Report Tallies Votes Lost Due to Provisional Ballot Laws

A recent report by the Fair Elections Legal Network classifies states into three categories based on their laws for counting provisional ballots cast in the wrong jurisdiction, polling place, or precinct. The report focuses on votes that are cast by registered voters at a location other than the one where they are assigned and are subsequently rejected:

  • Full rejection. In 22 states provisional ballots are fully rejected if they are cast in the wrong county, precinct, or polling place. In the 2012 election, these states rejected 45,376 such ballots.
  • Partial counting.
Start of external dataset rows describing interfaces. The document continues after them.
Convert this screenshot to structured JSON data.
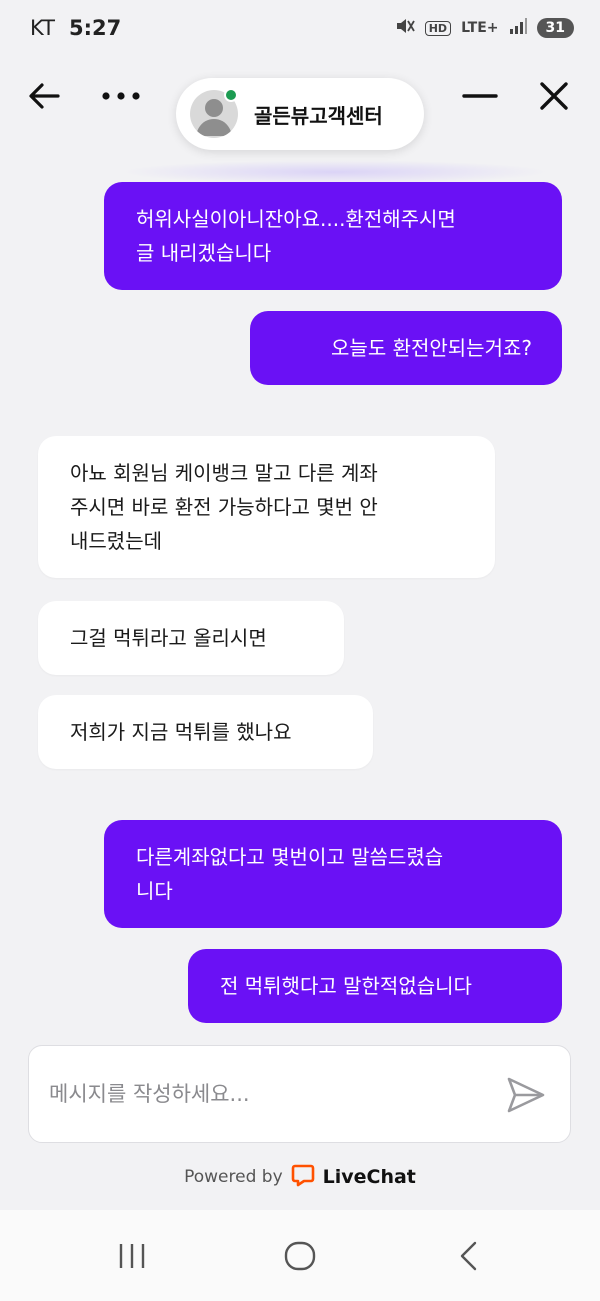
{
  "status_bar": {
    "carrier": "KT",
    "time": "5:27",
    "hd_label": "HD",
    "network": "LTE+",
    "battery": "31"
  },
  "header": {
    "agent_name": "골든뷰고객센터",
    "online_color": "#1c9b52"
  },
  "messages": [
    {
      "from": "user",
      "text": "허위사실이아니잔아요....환전해주시면\n글 내리겠습니다"
    },
    {
      "from": "user",
      "text": "오늘도 환전안되는거죠?"
    },
    {
      "from": "agent",
      "text": "아뇨 회원님 케이뱅크 말고 다른 계좌\n주시면 바로 환전 가능하다고 몇번 안\n내드렸는데"
    },
    {
      "from": "agent",
      "text": "그걸 먹튀라고 올리시면"
    },
    {
      "from": "agent",
      "text": "저희가 지금 먹튀를 했나요"
    },
    {
      "from": "user",
      "text": "다른계좌없다고 몇번이고 말씀드렸습\n니다"
    },
    {
      "from": "user",
      "text": "전 먹튀햇다고 말한적없습니다"
    }
  ],
  "composer": {
    "placeholder": "메시지를 작성하세요..."
  },
  "footer": {
    "powered_by": "Powered by",
    "brand": "LiveChat",
    "brand_color": "#ff5100"
  },
  "colors": {
    "user_bubble": "#6a11f5",
    "agent_bubble": "#ffffff",
    "background": "#f2f2f4"
  },
  "icons": {
    "back": "arrow-left-icon",
    "more": "more-horizontal-icon",
    "minimize": "minimize-icon",
    "close": "close-icon",
    "send": "send-icon"
  }
}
In 17 states, certain conditions, which the network divided into three subcategories, must be met for provisional ballots cast at the wrong location to be counted:
    • Correct polling place. In two states, New York and Missouri, if the voter was at the correct polling place but cast the wrong ballot, provisional ballots are partially counted. That is, they are counted for all races the voter was eligible to vote in, but rejected for any others. These states have multiple precincts sharing a polling place, and each precinct has its own registration roll. Voters must locate the correct precinct within the polling place in order to cast their correct ballot. If, however, a voter is at the wrong polling place, the ballot is fully rejected.
    • Correct jurisdiction. In seven states, provisional ballots are counted for some races as long as they were cast in the correct jurisdiction (usually the county) regardless of polling place.
    • Statewide. Eight states will count provisional votes for all races that the voter was eligible for, regardless in which jurisdiction or polling place the ballot was cast.
  • Not applicable. The 12 states that offer Election Day registration or do not require voter registration do not have to issue provisional ballots, but some choose to do so as an additional fail-safe.

A state’s laws regarding the counting of provisional ballots can be pivotal in close races.

Follow us on Twitter using #electiondata and get the latest data dispatches, research, and news by subscribing today. 

Spotlight on Mental Health

Composite image of modern city network communication concept

Learn the Basics of Broadband from Our Limited Series

Sign up for our four-week email course on Broadband Basics

Quick View

How does broadband internet reach our homes, phones, and tablets? What kind of infrastructure connects us all together? What are the major barriers to broadband access for American communities?

Pills illustration
Pills illustration

What Is Antibiotic Resistance—and How Can We Fight It?

Sign up for our four-week email series The Race Against Resistance.

Quick View

Antibiotic-resistant bacteria, also known as “superbugs,” are a major threat to modern medicine. But how does resistance work, and what can we do to slow the spread? Read personal stories, expert accounts, and more for the answers to those questions in our four-week email series: Slowing Superbugs.

Explore Pew’s new and improved
Fiscal 50 interactive

Your state's stats are more accessible than ever with our new and improved Fiscal 50 interactive:

  • Maps, trends, and customizable charts
  • 50-state rankings
  • Analysis of what it all means
  • Shareable graphics and downloadable data
  • Proven fiscal policy strategies

Explore

Welcome to the new Fiscal 50

Key changes include:

  • State pages that help you keep track of trends in your home state and provide national and regional context.
  • Interactive indicator pages with highly customizable and shareable data visualizations.
  • A Budget Threads feature that offers Pew’s read on the latest state fiscal news.

Learn more about the new and improved Fiscal 50.